Salient to Investors:
Stockpiles of the biggest crops will decline for a third year on drought in three continents.
U.S. crops are in the worst condition since 1988, heat waves are battering European crops and India’s monsoon rainfall is 20 percent below normal.
Goldman Sachs, Macquarie Group and Credit Suisse say crops will continue to be the best-performing commodities this year.
The U.S. drought in June was the widest since December 1956, while the past 12 months were the hottest on record.
U.S. nuclear plants’ output on July 27 was the lowest for the day since 2001 because water was too hot to be an effective coolant.
Global food prices are still 10 percent below the record reached in February 2011.
Barclays is “modestly overweight” in grains and soybeans, but recommended investors reduce bullish bets as improving weather, declining demand or an easing of U.S. requirements for ethanol in gasoline may send prices lower
Goldman predicted $9 corn, $20 soybeans, $9.80 wheat in three months.
Danske Bank predicts global food prices will jump 25 percent this year .
Gates Foundation says U.S. households spend 6 percent of their total expenditures on food versus 35 percent in India and 45 percent in Kenya. The USDA says with less than 5 percent of the world population, the U.S. consumes 31 percent of global corn production, 18 percent of soybeans, 32 percent of cheese and 20 percent of beef and veal.
The National Intelligence Council says nations reliant on food imports, including Egypt, Pakistan, Bangladesh and Sudan, are especially vulnerable to unrest. More than 60 food riots erupted worldwide from 2007 to 2009 as prices surged, the U.S. State Department estimates, while the U.N. says production will need to expand 70 percent by 2050 as 2 billion people are added to the population.

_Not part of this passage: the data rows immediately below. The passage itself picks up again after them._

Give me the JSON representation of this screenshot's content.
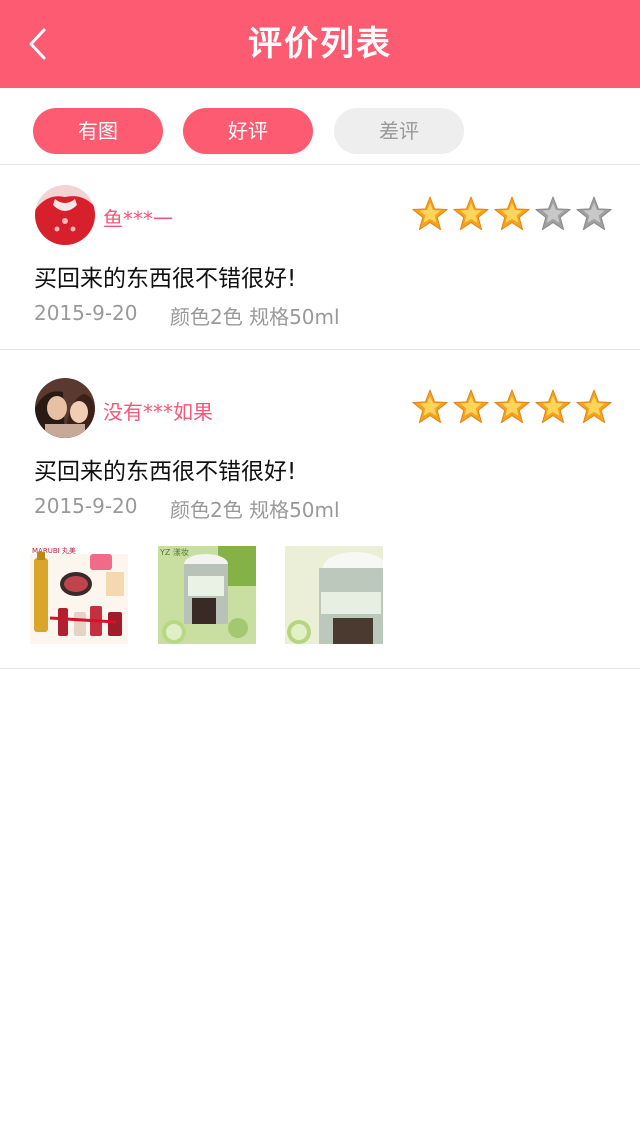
{
  "header": {
    "title": "评价列表",
    "back_icon": "back-arrow-icon"
  },
  "filters": [
    {
      "label": "有图",
      "active": true
    },
    {
      "label": "好评",
      "active": true
    },
    {
      "label": "差评",
      "active": false
    }
  ],
  "colors": {
    "accent": "#fd5b72",
    "username": "#f4577a",
    "meta": "#999999",
    "star_on": "#f7a21b",
    "star_off": "#a0a0a0"
  },
  "reviews": [
    {
      "username": "鱼***一",
      "rating": 3,
      "max_rating": 5,
      "comment": "买回来的东西很不错很好!",
      "date": "2015-9-20",
      "spec": "颜色2色  规格50ml",
      "images": []
    },
    {
      "username": "没有***如果",
      "rating": 5,
      "max_rating": 5,
      "comment": "买回来的东西很不错很好!",
      "date": "2015-9-20",
      "spec": "颜色2色  规格50ml",
      "images": [
        {
          "brand_text": "MARUBI 丸美"
        },
        {
          "brand_text": "YZ 漾妆"
        },
        {
          "brand_text": ""
        }
      ]
    }
  ]
}
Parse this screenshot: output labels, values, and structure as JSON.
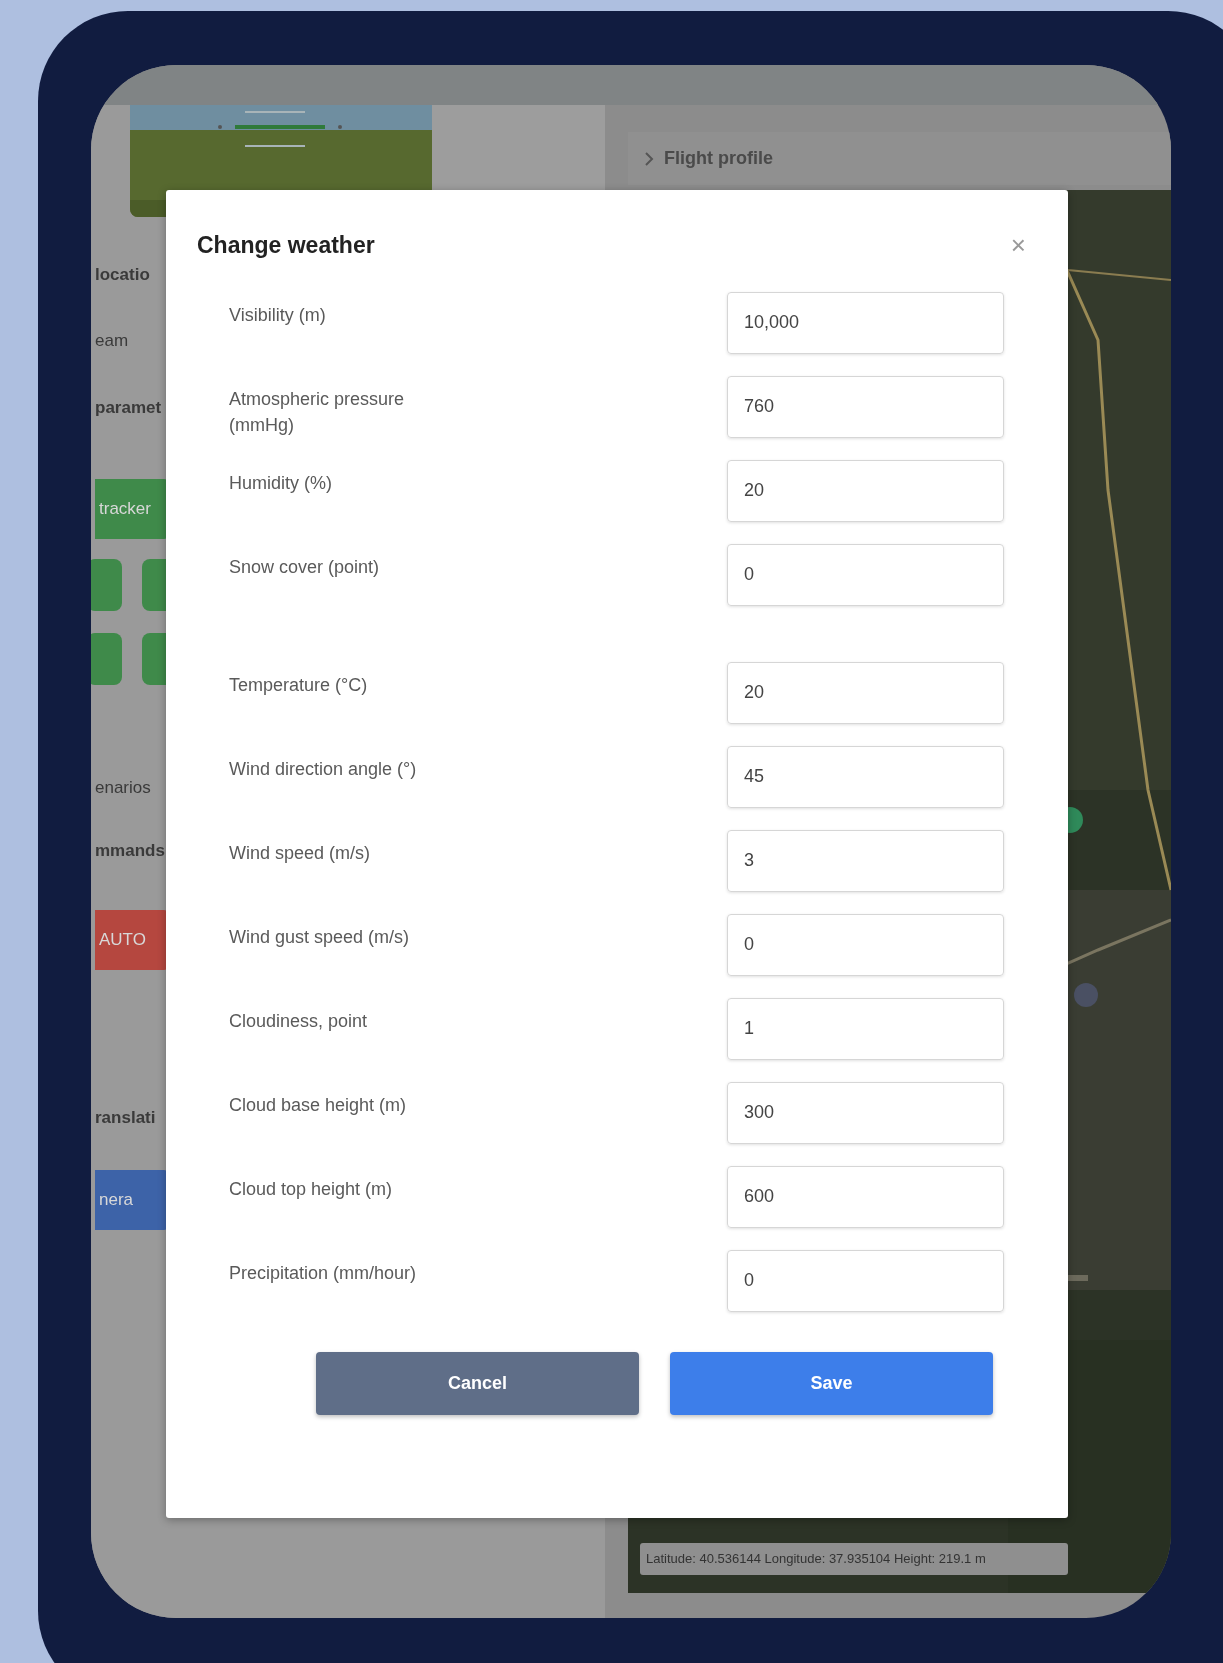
{
  "background": {
    "side_panel": {
      "items": [
        {
          "kind": "text",
          "label": "locatio",
          "bold": true
        },
        {
          "kind": "text",
          "label": "eam",
          "bold": false
        },
        {
          "kind": "text",
          "label": "paramet",
          "bold": true
        },
        {
          "kind": "button",
          "label": "tracker",
          "color": "#3f8a4a"
        },
        {
          "kind": "tiles",
          "color": "#3f8a4a"
        },
        {
          "kind": "tiles",
          "color": "#3f8a4a"
        },
        {
          "kind": "text",
          "label": "enarios",
          "bold": false
        },
        {
          "kind": "text",
          "label": "mmands",
          "bold": true
        },
        {
          "kind": "button",
          "label": "AUTO",
          "color": "#b5473f"
        },
        {
          "kind": "text",
          "label": "ranslati",
          "bold": true
        },
        {
          "kind": "button",
          "label": "nera",
          "color": "#3d63a8"
        }
      ]
    },
    "flight_profile": {
      "title": "Flight profile",
      "expanded": false
    },
    "map": {
      "kind": "picture",
      "status": "Latitude: 40.536144 Longitude: 37.935104 Height: 219.1 m"
    }
  },
  "dialog": {
    "title": "Change weather",
    "close": "×",
    "field_groups": [
      [
        {
          "label": "Visibility (m)",
          "value": "10,000"
        },
        {
          "label": "Atmospheric pressure (mmHg)",
          "value": "760"
        },
        {
          "label": "Humidity (%)",
          "value": "20"
        },
        {
          "label": "Snow cover (point)",
          "value": "0"
        }
      ],
      [
        {
          "label": "Temperature (°C)",
          "value": "20"
        },
        {
          "label": "Wind direction angle (°)",
          "value": "45"
        },
        {
          "label": "Wind speed (m/s)",
          "value": "3"
        },
        {
          "label": "Wind gust speed (m/s)",
          "value": "0"
        },
        {
          "label": "Cloudiness, point",
          "value": "1"
        },
        {
          "label": "Cloud base height (m)",
          "value": "300"
        },
        {
          "label": "Cloud top height (m)",
          "value": "600"
        },
        {
          "label": "Precipitation (mm/hour)",
          "value": "0"
        }
      ]
    ],
    "buttons": [
      {
        "label": "Cancel",
        "kind": "secondary"
      },
      {
        "label": "Save",
        "kind": "primary"
      }
    ]
  }
}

Professor Tim Hagle at the University of Iowa says retail-food costs keeps the economy in a fragile position, the big issue in this election.
Steve Hatz at Bank of the West said U.S. farmers are less likely to feel the pinch because about 85 percent of crops are insured.
Ron Plain at the University of Missouri said livestock ranchers lost $260 a head in June versus a $156 loss a year earlier.
Steve Shafer at Covenant Global Investors said global beef inventories are dropping in part because rising incomes in emerging markets mean consumers want to eat more meat, causing a rising supply/demand imbalance.